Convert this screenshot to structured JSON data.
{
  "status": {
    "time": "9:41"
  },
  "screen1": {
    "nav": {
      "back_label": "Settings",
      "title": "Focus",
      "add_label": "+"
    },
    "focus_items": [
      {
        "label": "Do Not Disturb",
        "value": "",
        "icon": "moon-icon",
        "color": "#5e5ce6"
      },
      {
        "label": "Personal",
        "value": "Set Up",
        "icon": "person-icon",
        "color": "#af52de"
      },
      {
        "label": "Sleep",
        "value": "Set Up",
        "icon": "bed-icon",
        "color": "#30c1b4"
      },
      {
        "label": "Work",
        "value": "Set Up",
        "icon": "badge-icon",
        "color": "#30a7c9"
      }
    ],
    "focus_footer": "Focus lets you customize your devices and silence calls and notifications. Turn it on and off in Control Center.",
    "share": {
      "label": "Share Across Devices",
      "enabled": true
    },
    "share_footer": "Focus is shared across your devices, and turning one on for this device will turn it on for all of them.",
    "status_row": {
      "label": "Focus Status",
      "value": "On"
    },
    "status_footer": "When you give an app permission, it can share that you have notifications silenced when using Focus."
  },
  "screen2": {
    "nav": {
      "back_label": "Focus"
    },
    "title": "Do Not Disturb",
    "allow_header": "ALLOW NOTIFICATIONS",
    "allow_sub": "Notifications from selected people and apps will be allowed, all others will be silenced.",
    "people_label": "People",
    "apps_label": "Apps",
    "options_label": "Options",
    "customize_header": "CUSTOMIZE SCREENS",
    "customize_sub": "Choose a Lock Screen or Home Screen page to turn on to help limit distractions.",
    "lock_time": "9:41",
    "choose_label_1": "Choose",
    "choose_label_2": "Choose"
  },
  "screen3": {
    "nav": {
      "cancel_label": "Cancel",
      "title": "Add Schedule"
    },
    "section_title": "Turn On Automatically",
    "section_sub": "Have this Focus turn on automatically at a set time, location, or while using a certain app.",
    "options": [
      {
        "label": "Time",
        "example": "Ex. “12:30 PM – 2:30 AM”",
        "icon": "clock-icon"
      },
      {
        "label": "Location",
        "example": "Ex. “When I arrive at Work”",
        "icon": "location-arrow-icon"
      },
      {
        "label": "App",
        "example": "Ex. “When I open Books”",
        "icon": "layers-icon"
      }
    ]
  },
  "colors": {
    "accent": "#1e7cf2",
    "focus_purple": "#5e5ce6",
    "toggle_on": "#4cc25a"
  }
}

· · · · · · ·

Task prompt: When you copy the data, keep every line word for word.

Answer below:
Convert this screenshot to structured JSON data.
{
  "status": {
    "time": "9:41"
  },
  "screen1": {
    "nav": {
      "back_label": "Settings",
      "title": "Focus",
      "add_label": "+"
    },
    "focus_items": [
      {
        "label": "Do Not Disturb",
        "value": "",
        "icon": "moon-icon",
        "color": "#5e5ce6"
      },
      {
        "label": "Personal",
        "value": "Set Up",
        "icon": "person-icon",
        "color": "#af52de"
      },
      {
        "label": "Sleep",
        "value": "Set Up",
        "icon": "bed-icon",
        "color": "#30c1b4"
      },
      {
        "label": "Work",
        "value": "Set Up",
        "icon": "badge-icon",
        "color": "#30a7c9"
      }
    ],
    "focus_footer": "Focus lets you customize your devices and silence calls and notifications. Turn it on and off in Control Center.",
    "share": {
      "label": "Share Across Devices",
      "enabled": true
    },
    "share_footer": "Focus is shared across your devices, and turning one on for this device will turn it on for all of them.",
    "status_row": {
      "label": "Focus Status",
      "value": "On"
    },
    "status_footer": "When you give an app permission, it can share that you have notifications silenced when using Focus."
  },
  "screen2": {
    "nav": {
      "back_label": "Focus"
    },
    "title": "Do Not Disturb",
    "allow_header": "ALLOW NOTIFICATIONS",
    "allow_sub": "Notifications from selected people and apps will be allowed, all others will be silenced.",
    "people_label": "People",
    "apps_label": "Apps",
    "options_label": "Options",
    "customize_header": "CUSTOMIZE SCREENS",
    "customize_sub": "Choose a Lock Screen or Home Screen page to turn on to help limit distractions.",
    "lock_time": "9:41",
    "choose_label_1": "Choose",
    "choose_label_2": "Choose"
  },
  "screen3": {
    "nav": {
      "cancel_label": "Cancel",
      "title": "Add Schedule"
    },
    "section_title": "Turn On Automatically",
    "section_sub": "Have this Focus turn on automatically at a set time, location, or while using a certain app.",
    "options": [
      {
        "label": "Time",
        "example": "Ex. “12:30 PM – 2:30 AM”",
        "icon": "clock-icon"
      },
      {
        "label": "Location",
        "example": "Ex. “When I arrive at Work”",
        "icon": "location-arrow-icon"
      },
      {
        "label": "App",
        "example": "Ex. “When I open Books”",
        "icon": "layers-icon"
      }
    ]
  },
  "colors": {
    "accent": "#1e7cf2",
    "focus_purple": "#5e5ce6",
    "toggle_on": "#4cc25a"
  }
}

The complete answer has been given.